(Dataset rows describing interfaces)

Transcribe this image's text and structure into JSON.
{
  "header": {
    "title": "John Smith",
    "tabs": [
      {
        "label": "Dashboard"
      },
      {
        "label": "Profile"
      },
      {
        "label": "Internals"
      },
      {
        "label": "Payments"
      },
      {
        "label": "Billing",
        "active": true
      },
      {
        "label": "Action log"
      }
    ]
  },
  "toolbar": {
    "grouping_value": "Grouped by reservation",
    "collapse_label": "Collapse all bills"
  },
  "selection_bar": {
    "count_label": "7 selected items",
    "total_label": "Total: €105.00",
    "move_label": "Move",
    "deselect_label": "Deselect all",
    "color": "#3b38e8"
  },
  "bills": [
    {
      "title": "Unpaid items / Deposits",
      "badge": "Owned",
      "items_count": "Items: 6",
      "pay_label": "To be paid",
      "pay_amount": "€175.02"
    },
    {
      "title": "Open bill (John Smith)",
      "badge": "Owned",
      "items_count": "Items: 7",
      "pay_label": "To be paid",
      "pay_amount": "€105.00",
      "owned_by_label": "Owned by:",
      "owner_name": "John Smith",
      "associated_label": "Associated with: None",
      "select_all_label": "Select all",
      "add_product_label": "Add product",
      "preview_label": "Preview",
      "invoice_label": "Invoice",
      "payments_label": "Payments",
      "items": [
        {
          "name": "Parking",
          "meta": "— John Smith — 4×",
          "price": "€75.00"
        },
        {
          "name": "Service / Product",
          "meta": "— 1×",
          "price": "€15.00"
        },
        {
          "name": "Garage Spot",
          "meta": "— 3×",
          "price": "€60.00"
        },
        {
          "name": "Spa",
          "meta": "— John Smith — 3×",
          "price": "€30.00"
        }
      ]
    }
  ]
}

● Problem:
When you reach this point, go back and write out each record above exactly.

● Completed exercise:
Transcribe this image's text and structure into JSON.
{
  "header": {
    "title": "John Smith",
    "tabs": [
      {
        "label": "Dashboard"
      },
      {
        "label": "Profile"
      },
      {
        "label": "Internals"
      },
      {
        "label": "Payments"
      },
      {
        "label": "Billing",
        "active": true
      },
      {
        "label": "Action log"
      }
    ]
  },
  "toolbar": {
    "grouping_value": "Grouped by reservation",
    "collapse_label": "Collapse all bills"
  },
  "selection_bar": {
    "count_label": "7 selected items",
    "total_label": "Total: €105.00",
    "move_label": "Move",
    "deselect_label": "Deselect all",
    "color": "#3b38e8"
  },
  "bills": [
    {
      "title": "Unpaid items / Deposits",
      "badge": "Owned",
      "items_count": "Items: 6",
      "pay_label": "To be paid",
      "pay_amount": "€175.02"
    },
    {
      "title": "Open bill (John Smith)",
      "badge": "Owned",
      "items_count": "Items: 7",
      "pay_label": "To be paid",
      "pay_amount": "€105.00",
      "owned_by_label": "Owned by:",
      "owner_name": "John Smith",
      "associated_label": "Associated with: None",
      "select_all_label": "Select all",
      "add_product_label": "Add product",
      "preview_label": "Preview",
      "invoice_label": "Invoice",
      "payments_label": "Payments",
      "items": [
        {
          "name": "Parking",
          "meta": "— John Smith — 4×",
          "price": "€75.00"
        },
        {
          "name": "Service / Product",
          "meta": "— 1×",
          "price": "€15.00"
        },
        {
          "name": "Garage Spot",
          "meta": "— 3×",
          "price": "€60.00"
        },
        {
          "name": "Spa",
          "meta": "— John Smith — 3×",
          "price": "€30.00"
        }
      ]
    }
  ]
}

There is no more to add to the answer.